    16th Oct 2017
    6:38pm
    They already choose, KB. They don't want to steal people's precious last few years of life should not surviving be a significant risk.
    Chris B T
    18th Oct 2017
    11:52am
    Regardless of age or frailty, you do not want to hear oh oo from the "anaesthetist" while you are lying on the operating table. Just before you are about to go out.
    Nothing to do about what surgery you are about to have, the very person responsible for your life while under anaesthetic has a cavalier approach to their responsibilities .
    Name, date of birth, age etc where all ignored and gave my tailored anaesthic to a previous patient.
    Just another aspect to deal with.
    I was OK but the other patient was very ill in recovery.
    MD
    18th Oct 2017
    12:57pm
    "Quality vs quantity", what price life eh, each individual would argue they themselves (assuming faculties intact) as being fit and capable of determination.
    The small problem of cost might have something to do with this issue and given that the public health system is struggling further exacerbates the complexities.
    What might be seen as "quality of life" to the dear old soul's warmly ensconced in the TLC of a (govt subsidised) local nursing home/aged care facility and considering a surgery procedure that might lend some small degree of "quality" yet extend the "quantity" is highly questionable. To be sure, were the patient to fully fund their own procedure then no questions need be asked.
    This macabre business of 'keep em alive at any cost' sees the biggest winners being the quaks, the elderly patient's meanwhile may have scored a momentary reprieve but at what cost regards discomfort - for themselves, their family and/or the nursing staff. A few of the examples above underscore the issue.
    A cynical person might understandably suggest that 'big brother' could be prompting discussion of this nature simply as a means of putting a case for further cuts to the ailing health sector. Ours is an aging society and continues to grow exponentially meaning that if we consider all options NOW, then we might better be prepared to adopt/alter or dump ideas accordingly.
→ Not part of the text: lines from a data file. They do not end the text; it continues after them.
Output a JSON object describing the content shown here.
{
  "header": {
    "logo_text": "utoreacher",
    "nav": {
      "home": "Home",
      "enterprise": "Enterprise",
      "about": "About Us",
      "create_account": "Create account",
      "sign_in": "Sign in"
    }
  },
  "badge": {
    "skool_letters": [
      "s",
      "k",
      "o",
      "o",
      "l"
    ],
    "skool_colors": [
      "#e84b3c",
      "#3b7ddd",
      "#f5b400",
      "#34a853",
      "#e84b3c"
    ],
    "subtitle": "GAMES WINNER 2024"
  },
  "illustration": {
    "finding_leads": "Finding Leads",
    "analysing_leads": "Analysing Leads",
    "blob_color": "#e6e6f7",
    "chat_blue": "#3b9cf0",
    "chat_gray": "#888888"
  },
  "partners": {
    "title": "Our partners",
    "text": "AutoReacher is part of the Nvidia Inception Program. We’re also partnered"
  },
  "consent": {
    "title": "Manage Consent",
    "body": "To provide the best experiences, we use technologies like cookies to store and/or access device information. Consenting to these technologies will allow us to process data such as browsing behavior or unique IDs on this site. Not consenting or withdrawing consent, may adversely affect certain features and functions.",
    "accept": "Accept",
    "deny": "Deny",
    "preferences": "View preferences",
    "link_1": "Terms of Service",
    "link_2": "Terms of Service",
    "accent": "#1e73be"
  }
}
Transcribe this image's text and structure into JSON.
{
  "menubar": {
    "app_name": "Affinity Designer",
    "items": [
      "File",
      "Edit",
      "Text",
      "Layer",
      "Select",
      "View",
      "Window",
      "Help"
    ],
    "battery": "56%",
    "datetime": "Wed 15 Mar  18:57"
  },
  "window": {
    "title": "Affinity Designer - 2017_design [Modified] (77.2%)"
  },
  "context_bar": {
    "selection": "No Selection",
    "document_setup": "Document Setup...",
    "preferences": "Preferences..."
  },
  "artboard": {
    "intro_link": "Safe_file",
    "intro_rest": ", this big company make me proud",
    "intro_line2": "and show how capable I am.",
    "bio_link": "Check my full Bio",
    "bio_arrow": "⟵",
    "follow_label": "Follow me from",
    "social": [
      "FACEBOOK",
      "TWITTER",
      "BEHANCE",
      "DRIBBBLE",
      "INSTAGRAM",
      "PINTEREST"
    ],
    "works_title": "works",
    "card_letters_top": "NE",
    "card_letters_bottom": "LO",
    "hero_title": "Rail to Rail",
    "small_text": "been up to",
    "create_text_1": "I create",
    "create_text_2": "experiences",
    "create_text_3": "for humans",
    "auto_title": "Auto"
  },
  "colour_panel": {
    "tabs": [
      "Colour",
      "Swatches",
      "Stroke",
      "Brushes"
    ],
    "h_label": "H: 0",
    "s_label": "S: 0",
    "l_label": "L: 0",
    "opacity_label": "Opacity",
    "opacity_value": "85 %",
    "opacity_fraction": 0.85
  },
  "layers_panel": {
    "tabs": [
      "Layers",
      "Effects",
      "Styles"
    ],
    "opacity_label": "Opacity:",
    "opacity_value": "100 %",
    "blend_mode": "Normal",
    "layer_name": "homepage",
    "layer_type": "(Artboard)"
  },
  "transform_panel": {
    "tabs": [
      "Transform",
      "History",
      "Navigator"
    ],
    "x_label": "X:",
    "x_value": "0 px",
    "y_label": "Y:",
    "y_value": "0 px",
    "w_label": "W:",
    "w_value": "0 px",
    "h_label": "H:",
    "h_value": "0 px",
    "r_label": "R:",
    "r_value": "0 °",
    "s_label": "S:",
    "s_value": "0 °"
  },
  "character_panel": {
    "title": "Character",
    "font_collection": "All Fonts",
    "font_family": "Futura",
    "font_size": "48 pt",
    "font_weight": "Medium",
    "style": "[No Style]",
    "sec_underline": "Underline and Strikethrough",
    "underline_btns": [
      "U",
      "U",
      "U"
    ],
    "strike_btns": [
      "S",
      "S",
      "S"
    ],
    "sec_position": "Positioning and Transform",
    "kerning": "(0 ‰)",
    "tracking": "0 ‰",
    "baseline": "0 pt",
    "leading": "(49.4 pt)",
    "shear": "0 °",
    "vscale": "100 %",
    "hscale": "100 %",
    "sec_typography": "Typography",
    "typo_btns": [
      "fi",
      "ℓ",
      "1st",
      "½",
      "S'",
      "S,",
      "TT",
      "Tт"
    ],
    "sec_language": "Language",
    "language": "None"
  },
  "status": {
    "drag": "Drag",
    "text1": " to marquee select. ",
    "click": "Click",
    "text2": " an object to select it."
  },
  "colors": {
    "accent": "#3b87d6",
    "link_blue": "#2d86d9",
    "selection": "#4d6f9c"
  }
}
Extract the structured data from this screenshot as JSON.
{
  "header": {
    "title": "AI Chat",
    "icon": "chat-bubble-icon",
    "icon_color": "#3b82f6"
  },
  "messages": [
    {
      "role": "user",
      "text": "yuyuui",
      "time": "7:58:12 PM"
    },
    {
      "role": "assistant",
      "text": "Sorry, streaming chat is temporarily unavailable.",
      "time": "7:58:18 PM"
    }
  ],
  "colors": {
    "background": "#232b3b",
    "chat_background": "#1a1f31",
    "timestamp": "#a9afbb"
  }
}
    Constancy is inconsistent, we live in a state of flux, disruption the current zeitgeist.
    patti
    23rd Jan 2018
    10:43am
    I don't believe it's only the frailty test which is applied. Following a back injury, I had some treatment and one option was surgery, which I said I didn't want. My GP told me that because of my age (72 at the time) it would probably not be covered under the public health system anyway, due to the risk. But guess what?....another friend who was 78 was able to have the surgery. The difference? she had private hospital cover. Two tiered health system, so immoral
    professori_au
    22nd Nov 2018
    6:17pm
    At first glance this seems not a bad idea. However, I would not support the notion as it is basically setting the medicaal profession as god, deciding on who will live and who should die.
    E.g. I personally know of a case many years ago when a young chapp was hit by a crane pulley and severely injured and not expected to live. He was a survival machine for 4 years in the coma and suddenly four years later suddenly woke up and started speaking quite clearly. Clearly he had to then go through some physio, etc. but he survived. My wife's operation was delayed and delayed for a couple of years as not being anemergency and suffered extreem pain until her heart failed her and she died. I cannot claim the medical professional killed her but believe as an otherwise healthy person requiring what the hospital condidered a minor operation may not have contributed to her failure. No if someone is ill and needs an operation then let them have it. They are entitled to an opportunity to live and no doctor/s should be allowed to make that decision. Are we entering a time where costs are more important than service. I know governments in australia put health, medical, dental, the disabled and education and industrial training on low priority than funding and supporting the war machine but we need to speaka up and indicate what the people wish